#### [TASK INSTRUCTIONS]
Report back each line of the data that contains the word "icon".

#### [EXTRACTED INFORMATION]
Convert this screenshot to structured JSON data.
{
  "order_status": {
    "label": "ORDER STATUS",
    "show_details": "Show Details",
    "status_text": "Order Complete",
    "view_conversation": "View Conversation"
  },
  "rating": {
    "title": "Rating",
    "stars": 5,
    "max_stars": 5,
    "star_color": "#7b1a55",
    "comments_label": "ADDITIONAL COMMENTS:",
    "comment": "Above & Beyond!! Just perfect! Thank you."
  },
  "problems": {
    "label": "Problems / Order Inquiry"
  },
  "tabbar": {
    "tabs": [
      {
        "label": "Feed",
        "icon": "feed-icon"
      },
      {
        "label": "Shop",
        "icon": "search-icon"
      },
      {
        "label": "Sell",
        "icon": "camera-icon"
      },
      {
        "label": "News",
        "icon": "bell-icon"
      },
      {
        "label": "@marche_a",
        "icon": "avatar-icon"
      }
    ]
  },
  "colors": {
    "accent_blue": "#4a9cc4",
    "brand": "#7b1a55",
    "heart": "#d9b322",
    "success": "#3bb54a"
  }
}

#### [WRITTEN SOLUTION]
        "icon": "feed-icon"
        "icon": "search-icon"
        "icon": "camera-icon"
        "icon": "bell-icon"
        "icon": "avatar-icon"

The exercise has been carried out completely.